── Provided information ──

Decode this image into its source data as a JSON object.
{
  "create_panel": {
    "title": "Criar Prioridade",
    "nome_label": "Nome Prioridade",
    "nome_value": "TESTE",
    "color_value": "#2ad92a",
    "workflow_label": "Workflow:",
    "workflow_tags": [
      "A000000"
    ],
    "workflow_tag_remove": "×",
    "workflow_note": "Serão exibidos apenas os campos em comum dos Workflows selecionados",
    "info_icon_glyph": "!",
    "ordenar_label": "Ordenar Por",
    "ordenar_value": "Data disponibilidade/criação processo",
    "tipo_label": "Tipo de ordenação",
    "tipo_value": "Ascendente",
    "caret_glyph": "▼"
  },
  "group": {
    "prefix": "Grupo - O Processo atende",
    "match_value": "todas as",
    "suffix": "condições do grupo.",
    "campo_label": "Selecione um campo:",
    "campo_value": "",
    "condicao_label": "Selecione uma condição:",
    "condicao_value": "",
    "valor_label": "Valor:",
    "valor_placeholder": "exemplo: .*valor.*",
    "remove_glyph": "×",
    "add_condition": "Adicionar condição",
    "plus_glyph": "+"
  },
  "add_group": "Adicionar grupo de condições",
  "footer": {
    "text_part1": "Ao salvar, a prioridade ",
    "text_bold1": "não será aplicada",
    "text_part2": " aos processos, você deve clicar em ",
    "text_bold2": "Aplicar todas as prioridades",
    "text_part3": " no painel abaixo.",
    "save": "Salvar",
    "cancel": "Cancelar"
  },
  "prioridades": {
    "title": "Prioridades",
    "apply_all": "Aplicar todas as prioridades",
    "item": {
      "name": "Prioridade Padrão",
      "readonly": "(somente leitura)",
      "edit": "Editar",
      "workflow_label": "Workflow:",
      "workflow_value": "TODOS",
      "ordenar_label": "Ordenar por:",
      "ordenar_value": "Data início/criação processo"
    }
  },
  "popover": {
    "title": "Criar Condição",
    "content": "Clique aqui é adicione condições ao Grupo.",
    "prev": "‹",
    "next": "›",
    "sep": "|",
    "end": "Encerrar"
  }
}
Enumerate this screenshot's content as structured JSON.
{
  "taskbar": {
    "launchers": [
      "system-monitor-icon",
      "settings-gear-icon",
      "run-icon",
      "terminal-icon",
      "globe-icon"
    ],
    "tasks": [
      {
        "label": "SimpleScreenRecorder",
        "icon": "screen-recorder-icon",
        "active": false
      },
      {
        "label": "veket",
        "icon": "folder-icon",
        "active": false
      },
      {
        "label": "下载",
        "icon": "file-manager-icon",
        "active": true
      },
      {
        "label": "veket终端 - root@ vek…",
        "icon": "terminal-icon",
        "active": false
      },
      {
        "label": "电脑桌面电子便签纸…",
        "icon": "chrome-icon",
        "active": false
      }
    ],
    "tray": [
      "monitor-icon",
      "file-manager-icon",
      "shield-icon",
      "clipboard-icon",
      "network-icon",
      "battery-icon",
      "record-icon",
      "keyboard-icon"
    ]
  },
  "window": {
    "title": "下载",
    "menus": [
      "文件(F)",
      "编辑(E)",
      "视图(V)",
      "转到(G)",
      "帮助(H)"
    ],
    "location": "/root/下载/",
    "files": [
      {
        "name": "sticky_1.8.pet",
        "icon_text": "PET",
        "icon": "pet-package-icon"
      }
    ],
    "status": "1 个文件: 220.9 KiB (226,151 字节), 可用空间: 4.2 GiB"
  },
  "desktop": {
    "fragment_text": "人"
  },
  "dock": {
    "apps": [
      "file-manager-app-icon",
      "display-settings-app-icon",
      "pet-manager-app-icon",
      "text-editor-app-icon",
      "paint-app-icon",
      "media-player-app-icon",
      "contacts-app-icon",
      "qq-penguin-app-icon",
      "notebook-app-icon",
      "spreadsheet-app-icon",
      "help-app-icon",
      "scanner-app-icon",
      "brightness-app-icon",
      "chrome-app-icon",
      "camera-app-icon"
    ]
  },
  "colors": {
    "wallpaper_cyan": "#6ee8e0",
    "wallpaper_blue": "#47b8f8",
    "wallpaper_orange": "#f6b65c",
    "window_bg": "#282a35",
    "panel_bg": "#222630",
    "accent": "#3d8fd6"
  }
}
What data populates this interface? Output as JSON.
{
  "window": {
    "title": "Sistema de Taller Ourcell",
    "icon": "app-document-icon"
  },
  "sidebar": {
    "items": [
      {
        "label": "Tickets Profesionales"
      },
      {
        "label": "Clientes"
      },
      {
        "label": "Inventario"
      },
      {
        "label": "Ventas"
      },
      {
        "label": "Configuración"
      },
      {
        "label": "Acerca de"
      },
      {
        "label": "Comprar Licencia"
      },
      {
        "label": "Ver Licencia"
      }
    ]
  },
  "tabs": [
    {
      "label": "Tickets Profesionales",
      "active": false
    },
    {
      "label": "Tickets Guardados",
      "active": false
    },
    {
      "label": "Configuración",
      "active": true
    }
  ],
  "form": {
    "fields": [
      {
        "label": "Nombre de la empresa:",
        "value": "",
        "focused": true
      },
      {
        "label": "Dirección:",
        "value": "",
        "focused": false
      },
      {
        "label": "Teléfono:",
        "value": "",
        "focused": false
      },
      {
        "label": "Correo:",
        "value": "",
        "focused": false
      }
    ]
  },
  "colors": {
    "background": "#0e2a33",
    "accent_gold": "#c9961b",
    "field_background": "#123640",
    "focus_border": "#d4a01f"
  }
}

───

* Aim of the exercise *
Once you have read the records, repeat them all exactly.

* Worked solution *
Decode this image into its source data as a JSON object.
{
  "create_panel": {
    "title": "Criar Prioridade",
    "nome_label": "Nome Prioridade",
    "nome_value": "TESTE",
    "color_value": "#2ad92a",
    "workflow_label": "Workflow:",
    "workflow_tags": [
      "A000000"
    ],
    "workflow_tag_remove": "×",
    "workflow_note": "Serão exibidos apenas os campos em comum dos Workflows selecionados",
    "info_icon_glyph": "!",
    "ordenar_label": "Ordenar Por",
    "ordenar_value": "Data disponibilidade/criação processo",
    "tipo_label": "Tipo de ordenação",
    "tipo_value": "Ascendente",
    "caret_glyph": "▼"
  },
  "group": {
    "prefix": "Grupo - O Processo atende",
    "match_value": "todas as",
    "suffix": "condições do grupo.",
    "campo_label": "Selecione um campo:",
    "campo_value": "",
    "condicao_label": "Selecione uma condição:",
    "condicao_value": "",
    "valor_label": "Valor:",
    "valor_placeholder": "exemplo: .*valor.*",
    "remove_glyph": "×",
    "add_condition": "Adicionar condição",
    "plus_glyph": "+"
  },
  "add_group": "Adicionar grupo de condições",
  "footer": {
    "text_part1": "Ao salvar, a prioridade ",
    "text_bold1": "não será aplicada",
    "text_part2": " aos processos, você deve clicar em ",
    "text_bold2": "Aplicar todas as prioridades",
    "text_part3": " no painel abaixo.",
    "save": "Salvar",
    "cancel": "Cancelar"
  },
  "prioridades": {
    "title": "Prioridades",
    "apply_all": "Aplicar todas as prioridades",
    "item": {
      "name": "Prioridade Padrão",
      "readonly": "(somente leitura)",
      "edit": "Editar",
      "workflow_label": "Workflow:",
      "workflow_value": "TODOS",
      "ordenar_label": "Ordenar por:",
      "ordenar_value": "Data início/criação processo"
    }
  },
  "popover": {
    "title": "Criar Condição",
    "content": "Clique aqui é adicione condições ao Grupo.",
    "prev": "‹",
    "next": "›",
    "sep": "|",
    "end": "Encerrar"
  }
}
Enumerate this screenshot's content as structured JSON.
{
  "taskbar": {
    "launchers": [
      "system-monitor-icon",
      "settings-gear-icon",
      "run-icon",
      "terminal-icon",
      "globe-icon"
    ],
    "tasks": [
      {
        "label": "SimpleScreenRecorder",
        "icon": "screen-recorder-icon",
        "active": false
      },
      {
        "label": "veket",
        "icon": "folder-icon",
        "active": false
      },
      {
        "label": "下载",
        "icon": "file-manager-icon",
        "active": true
      },
      {
        "label": "veket终端 - root@ vek…",
        "icon": "terminal-icon",
        "active": false
      },
      {
        "label": "电脑桌面电子便签纸…",
        "icon": "chrome-icon",
        "active": false
      }
    ],
    "tray": [
      "monitor-icon",
      "file-manager-icon",
      "shield-icon",
      "clipboard-icon",
      "network-icon",
      "battery-icon",
      "record-icon",
      "keyboard-icon"
    ]
  },
  "window": {
    "title": "下载",
    "menus": [
      "文件(F)",
      "编辑(E)",
      "视图(V)",
      "转到(G)",
      "帮助(H)"
    ],
    "location": "/root/下载/",
    "files": [
      {
        "name": "sticky_1.8.pet",
        "icon_text": "PET",
        "icon": "pet-package-icon"
      }
    ],
    "status": "1 个文件: 220.9 KiB (226,151 字节), 可用空间: 4.2 GiB"
  },
  "desktop": {
    "fragment_text": "人"
  },
  "dock": {
    "apps": [
      "file-manager-app-icon",
      "display-settings-app-icon",
      "pet-manager-app-icon",
      "text-editor-app-icon",
      "paint-app-icon",
      "media-player-app-icon",
      "contacts-app-icon",
      "qq-penguin-app-icon",
      "notebook-app-icon",
      "spreadsheet-app-icon",
      "help-app-icon",
      "scanner-app-icon",
      "brightness-app-icon",
      "chrome-app-icon",
      "camera-app-icon"
    ]
  },
  "colors": {
    "wallpaper_cyan": "#6ee8e0",
    "wallpaper_blue": "#47b8f8",
    "wallpaper_orange": "#f6b65c",
    "window_bg": "#282a35",
    "panel_bg": "#222630",
    "accent": "#3d8fd6"
  }
}
What data populates this interface? Output as JSON.
{
  "window": {
    "title": "Sistema de Taller Ourcell",
    "icon": "app-document-icon"
  },
  "sidebar": {
    "items": [
      {
        "label": "Tickets Profesionales"
      },
      {
        "label": "Clientes"
      },
      {
        "label": "Inventario"
      },
      {
        "label": "Ventas"
      },
      {
        "label": "Configuración"
      },
      {
        "label": "Acerca de"
      },
      {
        "label": "Comprar Licencia"
      },
      {
        "label": "Ver Licencia"
      }
    ]
  },
  "tabs": [
    {
      "label": "Tickets Profesionales",
      "active": false
    },
    {
      "label": "Tickets Guardados",
      "active": false
    },
    {
      "label": "Configuración",
      "active": true
    }
  ],
  "form": {
    "fields": [
      {
        "label": "Nombre de la empresa:",
        "value": "",
        "focused": true
      },
      {
        "label": "Dirección:",
        "value": "",
        "focused": false
      },
      {
        "label": "Teléfono:",
        "value": "",
        "focused": false
      },
      {
        "label": "Correo:",
        "value": "",
        "focused": false
      }
    ]
  },
  "colors": {
    "background": "#0e2a33",
    "accent_gold": "#c9961b",
    "field_background": "#123640",
    "focus_border": "#d4a01f"
  }
}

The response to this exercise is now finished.